▸ GOAL OF THE EXERCISE
Look for "interface" in each line of the entries, and return the matching lines.
━━━━━ THE RECORDS ━━━━━
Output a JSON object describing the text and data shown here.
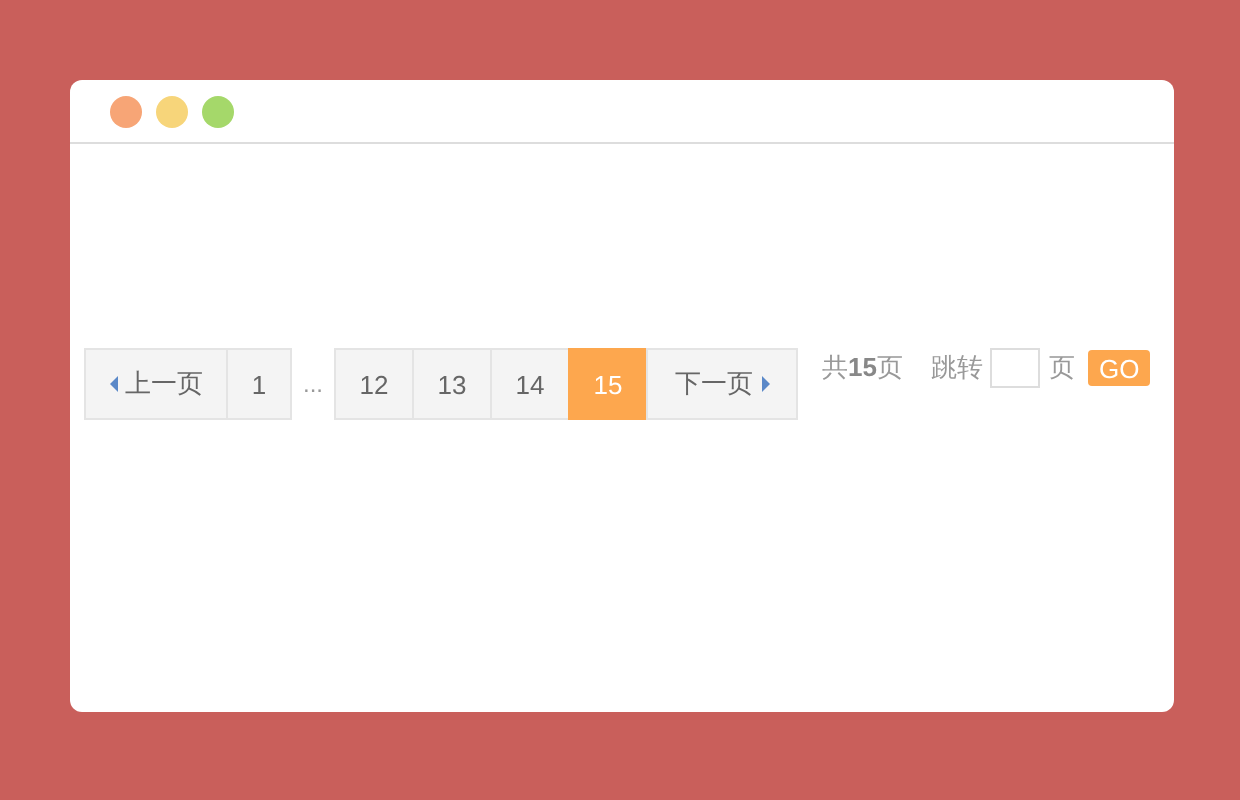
{
  "window": {
    "controls": [
      {
        "color": "#f7a576"
      },
      {
        "color": "#f7d57a"
      },
      {
        "color": "#a5d86a"
      }
    ]
  },
  "pagination": [
    {
      "kind": "prev",
      "label": "上一页",
      "selected": false
    },
    {
      "kind": "page",
      "label": "1",
      "selected": false
    },
    {
      "kind": "ellipsis",
      "label": "..."
    },
    {
      "kind": "page",
      "label": "12",
      "selected": false
    },
    {
      "kind": "page",
      "label": "13",
      "selected": false
    },
    {
      "kind": "page",
      "label": "14",
      "selected": false
    },
    {
      "kind": "page",
      "label": "15",
      "selected": true
    },
    {
      "kind": "next",
      "label": "下一页",
      "selected": false
    }
  ],
  "total": "共**15**页",
  "jump": {
    "label": "跳转",
    "unit": "页",
    "button": "GO"
  }
}
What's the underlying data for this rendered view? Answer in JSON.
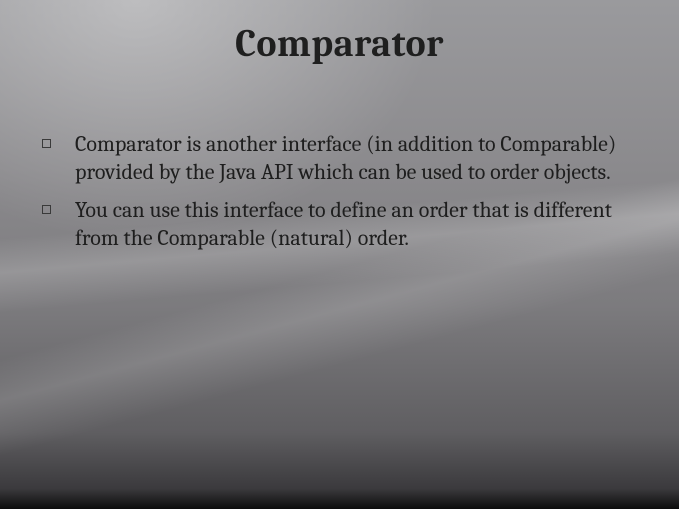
{
  "slide": {
    "title": "Comparator",
    "bullets": [
      "Comparator is another interface (in addition to Comparable) provided by the Java API which can be used to order objects.",
      "You can use this interface to define an order that is different from the Comparable (natural) order."
    ]
  }
}
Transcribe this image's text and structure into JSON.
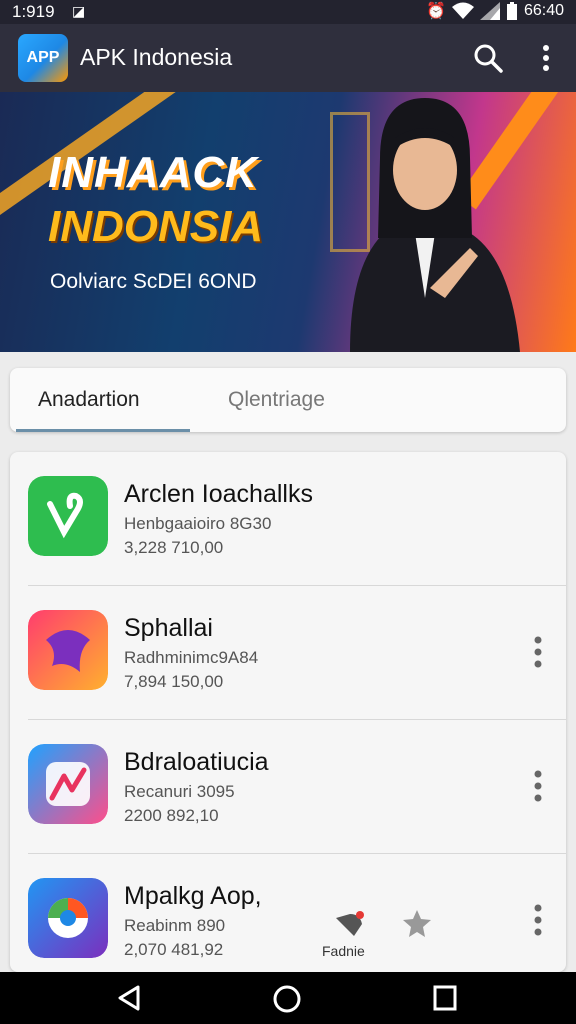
{
  "status_bar": {
    "time": "1:919",
    "clock": "66:40"
  },
  "app_bar": {
    "logo_text": "APP",
    "title": "APK Indonesia"
  },
  "banner": {
    "headline_1": "INHAACK",
    "headline_2": "INDONSIA",
    "subtitle": "Oolviarc ScDEI 6OND"
  },
  "tabs": [
    {
      "label": "Anadartion",
      "active": true
    },
    {
      "label": "Qlentriage",
      "active": false
    }
  ],
  "apps": [
    {
      "name": "Arclen Ioachallks",
      "line1": "Henbgaaioiro 8G30",
      "line2": "3,228 710,00",
      "icon_color": "#2ebd4f",
      "icon": "vine-logo-icon"
    },
    {
      "name": "Sphallai",
      "line1": "Radhminimc9A84",
      "line2": "7,894 150,00",
      "icon_color": "#ff6a3d",
      "icon": "bird-logo-icon"
    },
    {
      "name": "Bdraloatiucia",
      "line1": "Recanuri 3095",
      "line2": "2200 892,10",
      "icon_color": "#e94e77",
      "icon": "chart-logo-icon"
    },
    {
      "name": "Mpalkg Aop,",
      "line1": "Reabinm 890",
      "line2": "2,070 481,92",
      "icon_color": "#5b4ad6",
      "icon": "browser-logo-icon"
    }
  ],
  "floating": {
    "fav_label": "Fadnie"
  },
  "colors": {
    "app_bar": "#2f2f3d",
    "status_bar": "#23232f",
    "tab_indicator": "#6b8fa8"
  }
}
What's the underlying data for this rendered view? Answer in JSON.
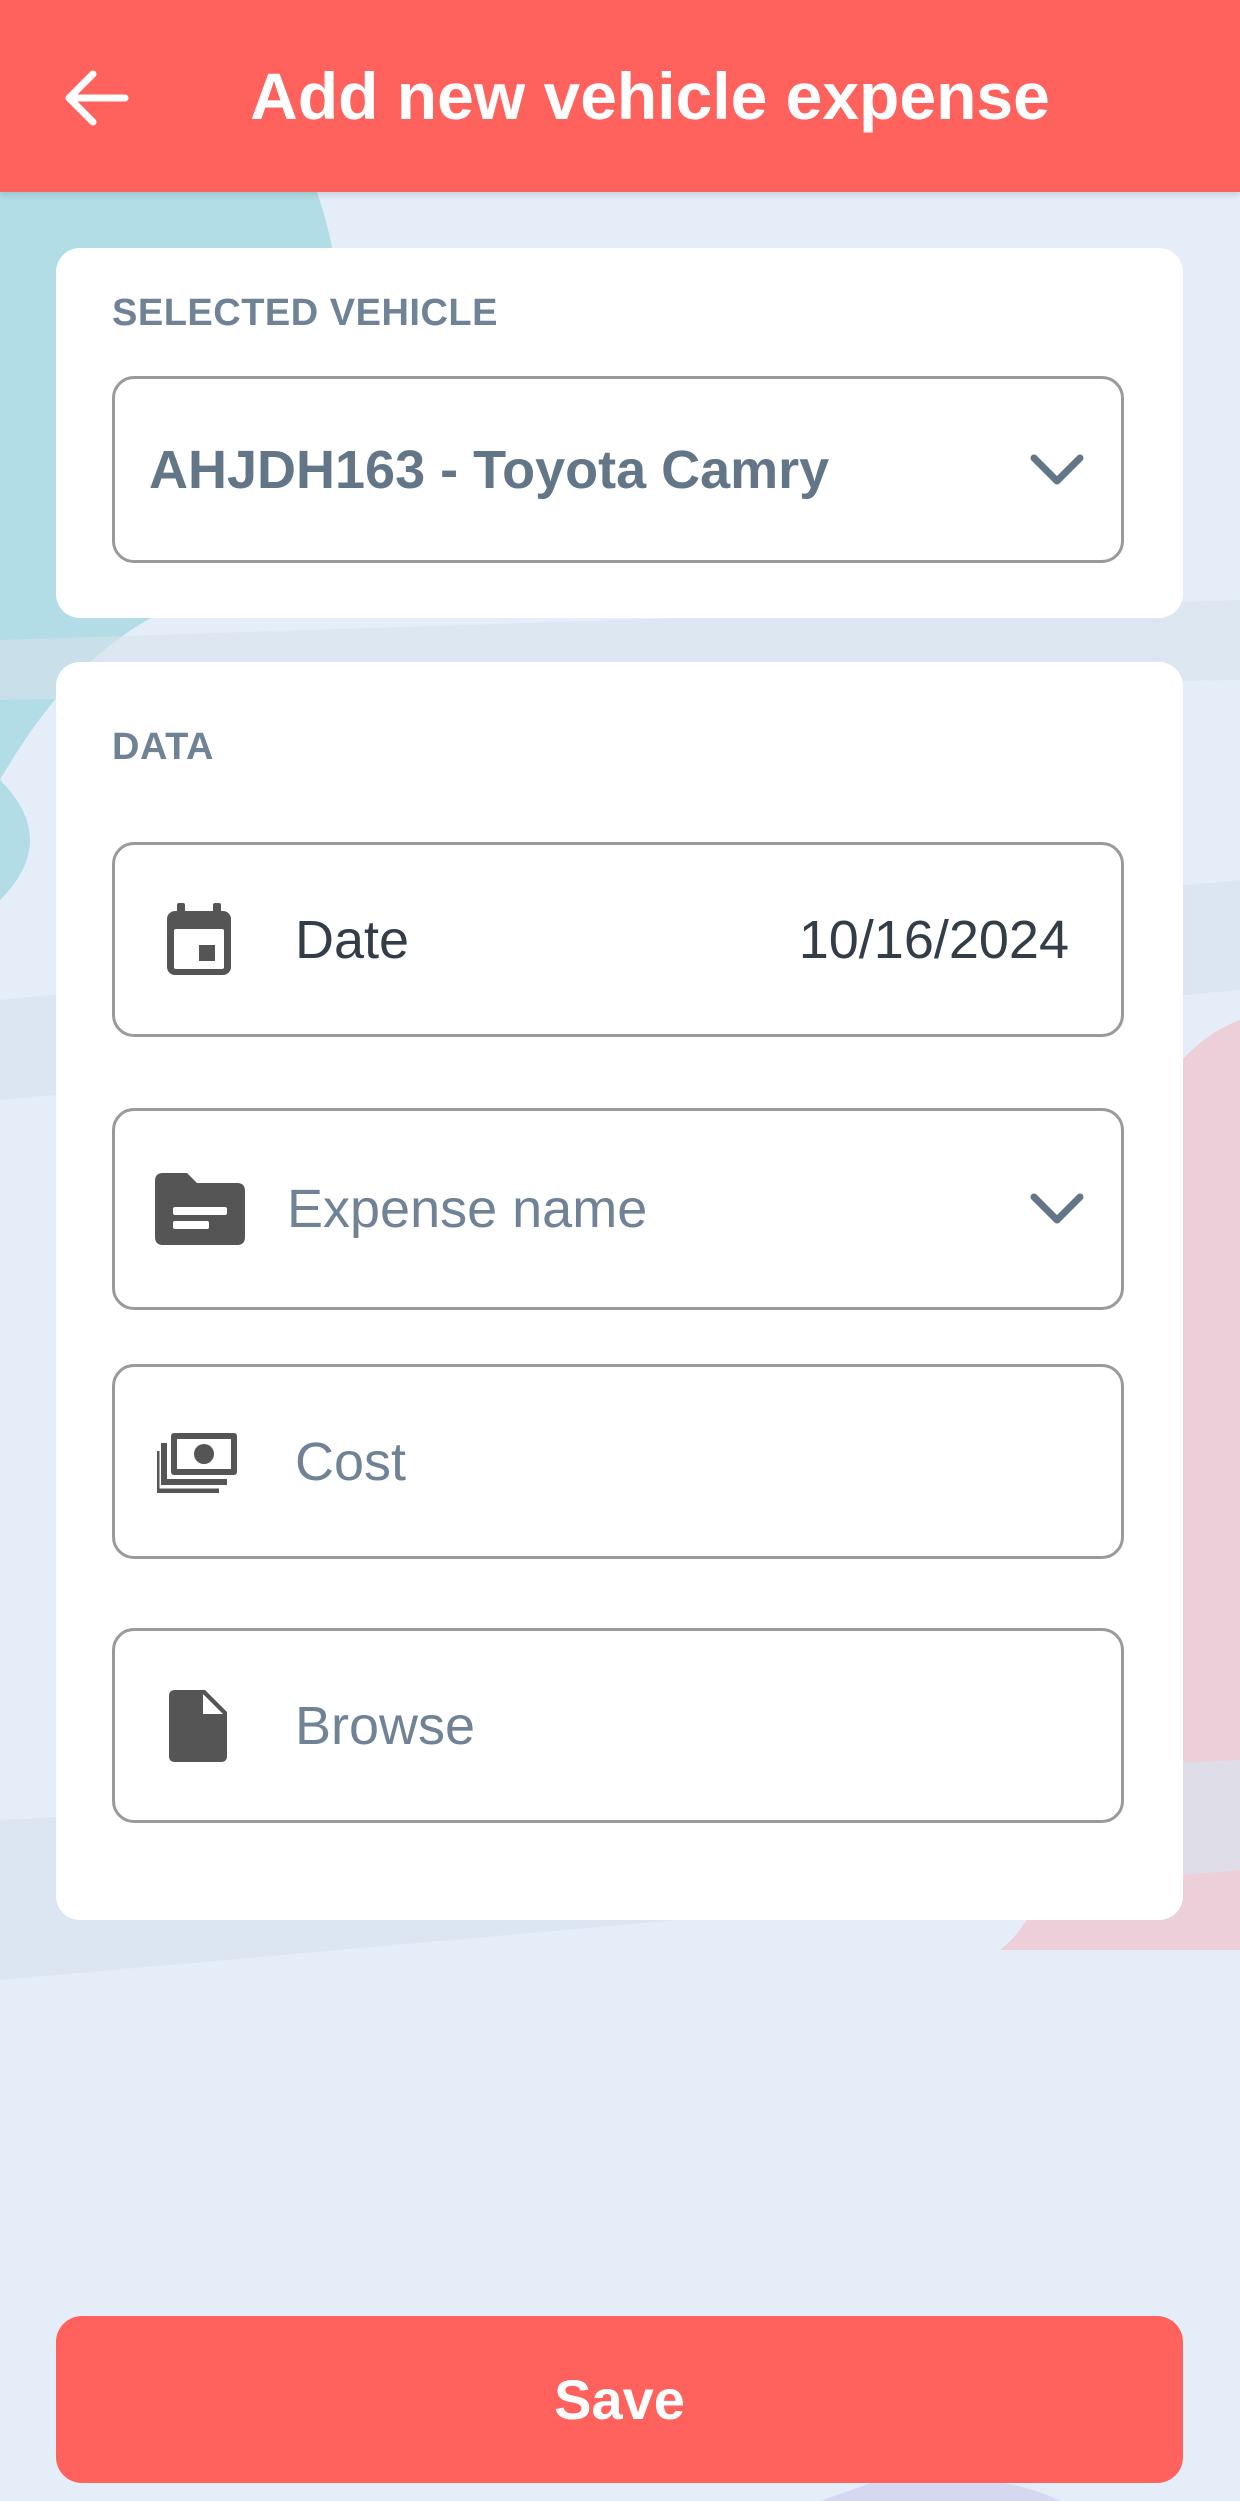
{
  "app_bar": {
    "title": "Add new vehicle expense",
    "icon": "arrow-left-icon",
    "color": "#ff625d"
  },
  "vehicle_section": {
    "label": "SELECTED VEHICLE",
    "selected_vehicle": "AHJDH163 - Toyota Camry"
  },
  "data_section": {
    "label": "DATA",
    "date": {
      "label": "Date",
      "value": "10/16/2024",
      "icon": "calendar-icon"
    },
    "expense_name": {
      "placeholder": "Expense name",
      "icon": "folder-icon"
    },
    "cost": {
      "placeholder": "Cost",
      "icon": "money-icon"
    },
    "attachment": {
      "placeholder": "Browse",
      "icon": "file-icon"
    }
  },
  "actions": {
    "save_label": "Save"
  },
  "colors": {
    "accent": "#ff625d",
    "background": "#e4edf8",
    "label_text": "#6f8296",
    "icon": "#555555"
  }
}
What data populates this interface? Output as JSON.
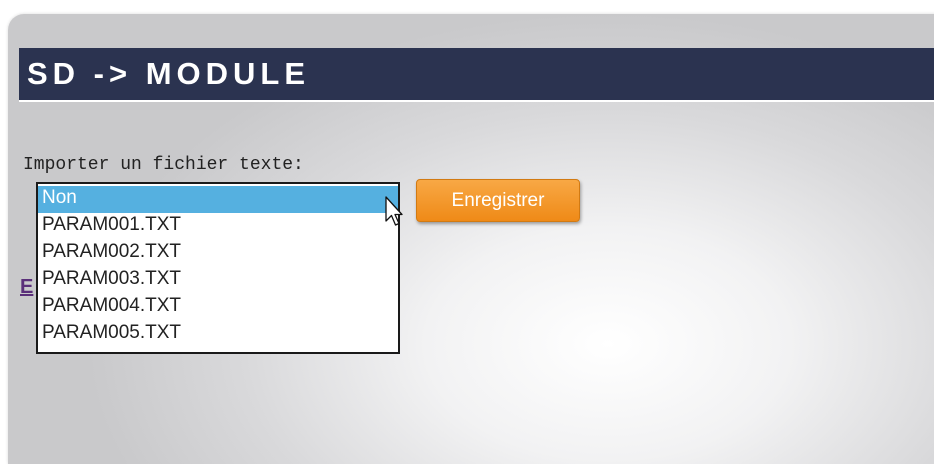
{
  "header": {
    "title": "SD -> MODULE"
  },
  "import": {
    "label": "Importer un fichier texte:",
    "hidden_link_fragment": "E",
    "dropdown_options": [
      {
        "label": "Non",
        "selected": true
      },
      {
        "label": "PARAM001.TXT",
        "selected": false
      },
      {
        "label": "PARAM002.TXT",
        "selected": false
      },
      {
        "label": "PARAM003.TXT",
        "selected": false
      },
      {
        "label": "PARAM004.TXT",
        "selected": false
      },
      {
        "label": "PARAM005.TXT",
        "selected": false
      }
    ],
    "save_label": "Enregistrer"
  },
  "colors": {
    "title_bar": "#2b3350",
    "selected_option": "#55b0e0",
    "save_button": "#f39a2a",
    "link": "#5a2f7a"
  },
  "icons": {
    "cursor": "mouse-pointer-icon"
  }
}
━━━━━
▸ OUTPUT FOR THIS EXERCISE
      "Comparator is another interface (in addition to Comparable) provided by the Java API which can be used to order objects.",
      "You can use this interface to define an order that is different from the Comparable (natural) order."
What data populates this interface? Output as JSON.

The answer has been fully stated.